Dataset extract:
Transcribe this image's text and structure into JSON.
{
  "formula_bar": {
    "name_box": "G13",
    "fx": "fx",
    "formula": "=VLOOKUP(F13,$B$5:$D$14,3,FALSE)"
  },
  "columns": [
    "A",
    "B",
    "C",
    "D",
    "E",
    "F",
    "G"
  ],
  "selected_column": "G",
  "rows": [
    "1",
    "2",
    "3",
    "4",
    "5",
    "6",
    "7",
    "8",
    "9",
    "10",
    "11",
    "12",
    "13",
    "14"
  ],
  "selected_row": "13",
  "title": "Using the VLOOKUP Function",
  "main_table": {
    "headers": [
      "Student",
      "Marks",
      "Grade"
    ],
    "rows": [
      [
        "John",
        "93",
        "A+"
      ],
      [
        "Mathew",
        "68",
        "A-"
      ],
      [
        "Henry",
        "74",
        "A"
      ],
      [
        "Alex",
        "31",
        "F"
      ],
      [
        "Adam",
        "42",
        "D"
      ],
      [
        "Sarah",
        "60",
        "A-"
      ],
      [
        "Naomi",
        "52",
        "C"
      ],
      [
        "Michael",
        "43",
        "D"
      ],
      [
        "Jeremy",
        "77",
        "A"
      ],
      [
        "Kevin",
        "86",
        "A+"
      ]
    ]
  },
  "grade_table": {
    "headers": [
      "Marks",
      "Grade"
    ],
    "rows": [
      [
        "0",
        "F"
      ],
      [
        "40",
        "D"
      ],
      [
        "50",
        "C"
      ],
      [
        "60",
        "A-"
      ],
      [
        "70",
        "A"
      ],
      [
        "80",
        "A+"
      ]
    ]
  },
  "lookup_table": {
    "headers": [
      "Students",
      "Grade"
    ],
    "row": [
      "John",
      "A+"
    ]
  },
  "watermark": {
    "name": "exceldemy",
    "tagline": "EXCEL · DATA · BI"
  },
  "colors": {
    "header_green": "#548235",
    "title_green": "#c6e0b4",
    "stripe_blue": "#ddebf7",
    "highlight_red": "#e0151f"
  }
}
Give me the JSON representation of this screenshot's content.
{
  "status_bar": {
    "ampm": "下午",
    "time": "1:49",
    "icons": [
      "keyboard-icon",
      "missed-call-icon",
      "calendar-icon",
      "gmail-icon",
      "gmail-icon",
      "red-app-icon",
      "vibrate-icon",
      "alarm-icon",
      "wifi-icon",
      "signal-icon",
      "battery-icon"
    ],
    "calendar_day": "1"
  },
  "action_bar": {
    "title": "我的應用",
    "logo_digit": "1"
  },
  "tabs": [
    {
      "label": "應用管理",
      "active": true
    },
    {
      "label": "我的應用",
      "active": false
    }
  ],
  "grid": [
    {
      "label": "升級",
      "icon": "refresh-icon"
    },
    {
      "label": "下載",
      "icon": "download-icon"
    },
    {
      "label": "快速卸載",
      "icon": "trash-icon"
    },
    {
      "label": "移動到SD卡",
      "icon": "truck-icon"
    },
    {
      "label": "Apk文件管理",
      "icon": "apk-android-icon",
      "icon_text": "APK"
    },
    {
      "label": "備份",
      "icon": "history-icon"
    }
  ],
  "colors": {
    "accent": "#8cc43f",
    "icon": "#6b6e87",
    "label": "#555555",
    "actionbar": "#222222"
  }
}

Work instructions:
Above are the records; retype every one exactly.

Solved exercise:
Transcribe this image's text and structure into JSON.
{
  "formula_bar": {
    "name_box": "G13",
    "fx": "fx",
    "formula": "=VLOOKUP(F13,$B$5:$D$14,3,FALSE)"
  },
  "columns": [
    "A",
    "B",
    "C",
    "D",
    "E",
    "F",
    "G"
  ],
  "selected_column": "G",
  "rows": [
    "1",
    "2",
    "3",
    "4",
    "5",
    "6",
    "7",
    "8",
    "9",
    "10",
    "11",
    "12",
    "13",
    "14"
  ],
  "selected_row": "13",
  "title": "Using the VLOOKUP Function",
  "main_table": {
    "headers": [
      "Student",
      "Marks",
      "Grade"
    ],
    "rows": [
      [
        "John",
        "93",
        "A+"
      ],
      [
        "Mathew",
        "68",
        "A-"
      ],
      [
        "Henry",
        "74",
        "A"
      ],
      [
        "Alex",
        "31",
        "F"
      ],
      [
        "Adam",
        "42",
        "D"
      ],
      [
        "Sarah",
        "60",
        "A-"
      ],
      [
        "Naomi",
        "52",
        "C"
      ],
      [
        "Michael",
        "43",
        "D"
      ],
      [
        "Jeremy",
        "77",
        "A"
      ],
      [
        "Kevin",
        "86",
        "A+"
      ]
    ]
  },
  "grade_table": {
    "headers": [
      "Marks",
      "Grade"
    ],
    "rows": [
      [
        "0",
        "F"
      ],
      [
        "40",
        "D"
      ],
      [
        "50",
        "C"
      ],
      [
        "60",
        "A-"
      ],
      [
        "70",
        "A"
      ],
      [
        "80",
        "A+"
      ]
    ]
  },
  "lookup_table": {
    "headers": [
      "Students",
      "Grade"
    ],
    "row": [
      "John",
      "A+"
    ]
  },
  "watermark": {
    "name": "exceldemy",
    "tagline": "EXCEL · DATA · BI"
  },
  "colors": {
    "header_green": "#548235",
    "title_green": "#c6e0b4",
    "stripe_blue": "#ddebf7",
    "highlight_red": "#e0151f"
  }
}
Give me the JSON representation of this screenshot's content.
{
  "status_bar": {
    "ampm": "下午",
    "time": "1:49",
    "icons": [
      "keyboard-icon",
      "missed-call-icon",
      "calendar-icon",
      "gmail-icon",
      "gmail-icon",
      "red-app-icon",
      "vibrate-icon",
      "alarm-icon",
      "wifi-icon",
      "signal-icon",
      "battery-icon"
    ],
    "calendar_day": "1"
  },
  "action_bar": {
    "title": "我的應用",
    "logo_digit": "1"
  },
  "tabs": [
    {
      "label": "應用管理",
      "active": true
    },
    {
      "label": "我的應用",
      "active": false
    }
  ],
  "grid": [
    {
      "label": "升級",
      "icon": "refresh-icon"
    },
    {
      "label": "下載",
      "icon": "download-icon"
    },
    {
      "label": "快速卸載",
      "icon": "trash-icon"
    },
    {
      "label": "移動到SD卡",
      "icon": "truck-icon"
    },
    {
      "label": "Apk文件管理",
      "icon": "apk-android-icon",
      "icon_text": "APK"
    },
    {
      "label": "備份",
      "icon": "history-icon"
    }
  ],
  "colors": {
    "accent": "#8cc43f",
    "icon": "#6b6e87",
    "label": "#555555",
    "actionbar": "#222222"
  }
}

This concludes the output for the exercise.